NEW YORK (AP) - The same kind of deep brain stimulation used to treat some patients for Parkinson's disease also helped a few people suffering from obsessive-compulsive disorder. That's according to a study by French scientists.
The study involved only 16 patients. But in four of them, symptoms nearly disappeared. However, many patients had serious side effects, including one case of bleeding in the brain.
The treatment involved an experimental brain pacemaker, and it reduced repetitive thoughts and behaviors in some of the patients -- just as it blocks tremors for some Parkinson's sufferers.
The findings are reported in this week's New England Journal of Medicine.
About 2.2 million American adults have obsessive-compulsive disorder. It involves recurring, unwanted thoughts, such as a fear of germs.
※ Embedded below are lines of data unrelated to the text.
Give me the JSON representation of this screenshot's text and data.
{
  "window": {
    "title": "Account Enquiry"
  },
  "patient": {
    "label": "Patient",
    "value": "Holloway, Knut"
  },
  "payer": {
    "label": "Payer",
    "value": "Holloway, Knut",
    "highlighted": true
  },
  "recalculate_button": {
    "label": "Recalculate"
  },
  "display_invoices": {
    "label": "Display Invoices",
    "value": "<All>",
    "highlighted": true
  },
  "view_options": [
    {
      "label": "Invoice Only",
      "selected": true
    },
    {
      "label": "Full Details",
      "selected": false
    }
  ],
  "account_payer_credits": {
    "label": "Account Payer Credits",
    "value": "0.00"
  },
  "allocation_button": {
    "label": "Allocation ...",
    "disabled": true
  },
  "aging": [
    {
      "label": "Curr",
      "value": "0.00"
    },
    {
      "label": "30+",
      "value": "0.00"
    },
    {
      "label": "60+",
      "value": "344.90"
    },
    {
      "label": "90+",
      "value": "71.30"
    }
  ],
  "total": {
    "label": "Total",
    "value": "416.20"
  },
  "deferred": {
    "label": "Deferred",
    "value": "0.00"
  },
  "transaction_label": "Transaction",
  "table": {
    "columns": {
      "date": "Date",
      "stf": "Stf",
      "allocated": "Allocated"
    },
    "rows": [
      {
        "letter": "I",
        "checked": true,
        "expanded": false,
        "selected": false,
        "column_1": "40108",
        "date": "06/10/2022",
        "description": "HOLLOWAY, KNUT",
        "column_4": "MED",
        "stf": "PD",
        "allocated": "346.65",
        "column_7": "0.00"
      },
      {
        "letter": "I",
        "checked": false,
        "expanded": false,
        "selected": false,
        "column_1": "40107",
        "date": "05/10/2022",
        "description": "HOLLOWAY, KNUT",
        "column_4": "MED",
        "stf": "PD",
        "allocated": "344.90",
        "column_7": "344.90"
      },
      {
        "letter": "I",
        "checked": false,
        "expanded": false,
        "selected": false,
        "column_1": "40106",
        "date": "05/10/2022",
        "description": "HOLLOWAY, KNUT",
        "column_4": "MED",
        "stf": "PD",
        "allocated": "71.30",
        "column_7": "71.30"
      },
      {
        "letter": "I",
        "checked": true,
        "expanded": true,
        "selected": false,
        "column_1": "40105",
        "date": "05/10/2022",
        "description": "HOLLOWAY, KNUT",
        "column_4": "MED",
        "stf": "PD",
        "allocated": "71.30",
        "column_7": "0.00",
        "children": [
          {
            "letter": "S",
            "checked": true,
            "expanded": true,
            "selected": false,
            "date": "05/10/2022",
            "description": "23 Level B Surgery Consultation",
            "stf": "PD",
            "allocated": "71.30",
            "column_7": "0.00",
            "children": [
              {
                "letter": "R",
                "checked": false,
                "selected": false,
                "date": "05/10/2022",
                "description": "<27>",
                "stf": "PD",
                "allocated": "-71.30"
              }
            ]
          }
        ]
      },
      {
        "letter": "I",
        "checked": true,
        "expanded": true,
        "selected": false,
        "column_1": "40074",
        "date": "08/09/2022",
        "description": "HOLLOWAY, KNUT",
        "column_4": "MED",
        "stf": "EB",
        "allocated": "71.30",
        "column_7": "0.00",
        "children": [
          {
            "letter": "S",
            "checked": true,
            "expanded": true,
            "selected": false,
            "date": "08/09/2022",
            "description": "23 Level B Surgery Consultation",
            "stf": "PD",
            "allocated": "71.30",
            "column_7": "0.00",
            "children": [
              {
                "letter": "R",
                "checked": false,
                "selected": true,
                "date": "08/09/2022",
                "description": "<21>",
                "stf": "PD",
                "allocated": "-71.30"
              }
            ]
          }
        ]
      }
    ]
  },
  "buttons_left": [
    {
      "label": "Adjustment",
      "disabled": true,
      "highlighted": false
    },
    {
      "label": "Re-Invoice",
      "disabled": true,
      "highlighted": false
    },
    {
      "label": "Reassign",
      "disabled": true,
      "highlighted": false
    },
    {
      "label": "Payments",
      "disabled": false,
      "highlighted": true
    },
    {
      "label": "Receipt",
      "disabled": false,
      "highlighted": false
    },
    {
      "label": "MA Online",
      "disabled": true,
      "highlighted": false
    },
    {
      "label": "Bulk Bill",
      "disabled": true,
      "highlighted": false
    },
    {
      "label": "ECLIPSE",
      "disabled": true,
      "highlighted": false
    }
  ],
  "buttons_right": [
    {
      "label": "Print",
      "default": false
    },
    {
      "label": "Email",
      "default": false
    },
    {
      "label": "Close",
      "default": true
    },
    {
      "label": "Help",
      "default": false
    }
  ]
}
People who have OCD engage in rituals such as repeatedly washing their hands or checking on something again and again.
To comment, the following rules must be followed:
Comments may be monitored for inappropriate content, but the station is under no legal obligation to do so.
If you believe a comment violates the above rules, please use the Flagging Tool to alert a Moderator.
Flagging does not guarantee removal.
Multiple violations may result in account suspension.
Decisions to suspend or unsuspend accounts are made by Station Moderators.
Questions may be sent to email@example.com. Please provide detailed information.